(Entries from a dataset of interfaces)
* * * * * * * * *

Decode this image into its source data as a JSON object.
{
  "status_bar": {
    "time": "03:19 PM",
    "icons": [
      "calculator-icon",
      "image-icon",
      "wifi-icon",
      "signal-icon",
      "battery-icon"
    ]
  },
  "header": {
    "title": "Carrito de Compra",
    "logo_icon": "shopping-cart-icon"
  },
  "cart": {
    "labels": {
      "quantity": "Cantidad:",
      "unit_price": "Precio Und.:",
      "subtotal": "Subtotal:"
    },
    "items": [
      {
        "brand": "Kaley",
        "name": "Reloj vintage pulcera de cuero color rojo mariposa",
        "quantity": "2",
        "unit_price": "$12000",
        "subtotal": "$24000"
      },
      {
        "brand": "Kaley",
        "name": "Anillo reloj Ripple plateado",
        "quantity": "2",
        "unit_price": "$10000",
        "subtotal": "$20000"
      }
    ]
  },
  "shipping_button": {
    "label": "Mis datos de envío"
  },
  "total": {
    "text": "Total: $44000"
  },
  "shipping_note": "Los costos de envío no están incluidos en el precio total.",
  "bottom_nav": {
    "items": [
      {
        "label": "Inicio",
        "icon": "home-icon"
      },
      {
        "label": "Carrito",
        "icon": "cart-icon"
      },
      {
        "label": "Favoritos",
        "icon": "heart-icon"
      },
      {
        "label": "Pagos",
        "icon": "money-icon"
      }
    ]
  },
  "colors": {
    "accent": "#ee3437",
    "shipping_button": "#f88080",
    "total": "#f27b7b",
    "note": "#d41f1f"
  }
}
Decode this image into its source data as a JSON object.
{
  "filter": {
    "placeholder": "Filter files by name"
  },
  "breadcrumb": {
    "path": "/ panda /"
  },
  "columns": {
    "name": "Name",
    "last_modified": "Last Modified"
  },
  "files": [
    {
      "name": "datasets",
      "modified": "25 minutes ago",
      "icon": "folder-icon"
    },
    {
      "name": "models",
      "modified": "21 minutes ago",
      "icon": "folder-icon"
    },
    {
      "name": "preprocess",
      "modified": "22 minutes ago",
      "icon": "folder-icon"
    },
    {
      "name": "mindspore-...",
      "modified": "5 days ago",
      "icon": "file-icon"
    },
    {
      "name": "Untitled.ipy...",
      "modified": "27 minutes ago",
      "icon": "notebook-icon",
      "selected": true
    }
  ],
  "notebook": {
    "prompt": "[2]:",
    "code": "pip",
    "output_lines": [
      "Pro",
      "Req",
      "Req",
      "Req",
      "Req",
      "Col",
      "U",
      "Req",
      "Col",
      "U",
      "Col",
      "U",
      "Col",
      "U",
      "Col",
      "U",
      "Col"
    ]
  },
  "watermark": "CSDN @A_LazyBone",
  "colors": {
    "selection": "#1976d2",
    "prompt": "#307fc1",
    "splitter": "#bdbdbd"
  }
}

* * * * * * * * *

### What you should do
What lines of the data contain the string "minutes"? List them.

### Answer section
      "modified": "25 minutes ago",
      "modified": "21 minutes ago",
      "modified": "22 minutes ago",
      "modified": "27 minutes ago",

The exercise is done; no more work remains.